- **Try it**: A faithful copy of the entries, without any pictures, is what is needed here.

- **Dataset rows describing interfaces**:
╔══
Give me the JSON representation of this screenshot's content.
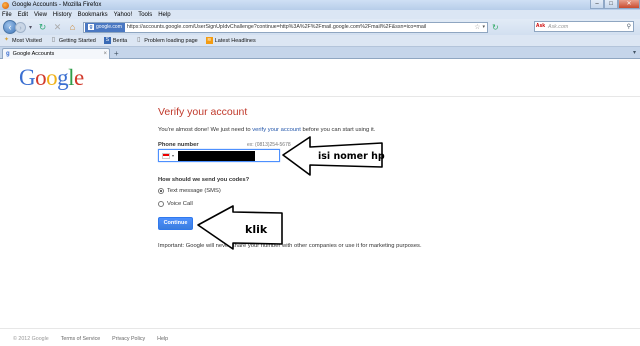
{
  "window": {
    "title": "Google Accounts - Mozilla Firefox",
    "minimize": "–",
    "maximize": "□",
    "close": "✕"
  },
  "menu": [
    "File",
    "Edit",
    "View",
    "History",
    "Bookmarks",
    "Yahoo!",
    "Tools",
    "Help"
  ],
  "nav": {
    "site_identity": "google.com",
    "url": "https://accounts.google.com/UserSignUpIdvChallenge?continue=http%3A%2F%2Fmail.google.com%2Fmail%2F&ssn=ico=mail",
    "search_placeholder": "Ask.com",
    "search_engine_label": "Ask"
  },
  "bookmarks": [
    "Most Visited",
    "Getting Started",
    "Berita",
    "Problem loading page",
    "Latest Headlines"
  ],
  "tab": {
    "label": "Google Accounts"
  },
  "logo": [
    "G",
    "o",
    "o",
    "g",
    "l",
    "e"
  ],
  "page": {
    "title": "Verify your account",
    "intro_before": "You're almost done! We just need to ",
    "intro_link": "verify your account",
    "intro_after": " before you can start using it.",
    "phone_label": "Phone number",
    "phone_example": "ex: (0813)254-5678",
    "send_label": "How should we send you codes?",
    "option_sms": "Text message (SMS)",
    "option_voice": "Voice Call",
    "selected_option": "Text message (SMS)",
    "continue_label": "Continue",
    "important": "Important: Google will never share your number with other companies or use it for marketing purposes."
  },
  "annotations": {
    "phone_hint": "isi nomer hp",
    "click_hint": "klik"
  },
  "footer": {
    "copyright": "© 2012 Google",
    "terms": "Terms of Service",
    "privacy": "Privacy Policy",
    "help": "Help"
  },
  "colors": {
    "title_red": "#c0392b",
    "link_blue": "#2255aa",
    "button_blue": "#4d90fe"
  }
}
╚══
- **Exercise result**:
Give me the JSON representation of this screenshot's content.
{
  "window": {
    "title": "Google Accounts - Mozilla Firefox",
    "minimize": "–",
    "maximize": "□",
    "close": "✕"
  },
  "menu": [
    "File",
    "Edit",
    "View",
    "History",
    "Bookmarks",
    "Yahoo!",
    "Tools",
    "Help"
  ],
  "nav": {
    "site_identity": "google.com",
    "url": "https://accounts.google.com/UserSignUpIdvChallenge?continue=http%3A%2F%2Fmail.google.com%2Fmail%2F&ssn=ico=mail",
    "search_placeholder": "Ask.com",
    "search_engine_label": "Ask"
  },
  "bookmarks": [
    "Most Visited",
    "Getting Started",
    "Berita",
    "Problem loading page",
    "Latest Headlines"
  ],
  "tab": {
    "label": "Google Accounts"
  },
  "logo": [
    "G",
    "o",
    "o",
    "g",
    "l",
    "e"
  ],
  "page": {
    "title": "Verify your account",
    "intro_before": "You're almost done! We just need to ",
    "intro_link": "verify your account",
    "intro_after": " before you can start using it.",
    "phone_label": "Phone number",
    "phone_example": "ex: (0813)254-5678",
    "send_label": "How should we send you codes?",
    "option_sms": "Text message (SMS)",
    "option_voice": "Voice Call",
    "selected_option": "Text message (SMS)",
    "continue_label": "Continue",
    "important": "Important: Google will never share your number with other companies or use it for marketing purposes."
  },
  "annotations": {
    "phone_hint": "isi nomer hp",
    "click_hint": "klik"
  },
  "footer": {
    "copyright": "© 2012 Google",
    "terms": "Terms of Service",
    "privacy": "Privacy Policy",
    "help": "Help"
  },
  "colors": {
    "title_red": "#c0392b",
    "link_blue": "#2255aa",
    "button_blue": "#4d90fe"
  }
}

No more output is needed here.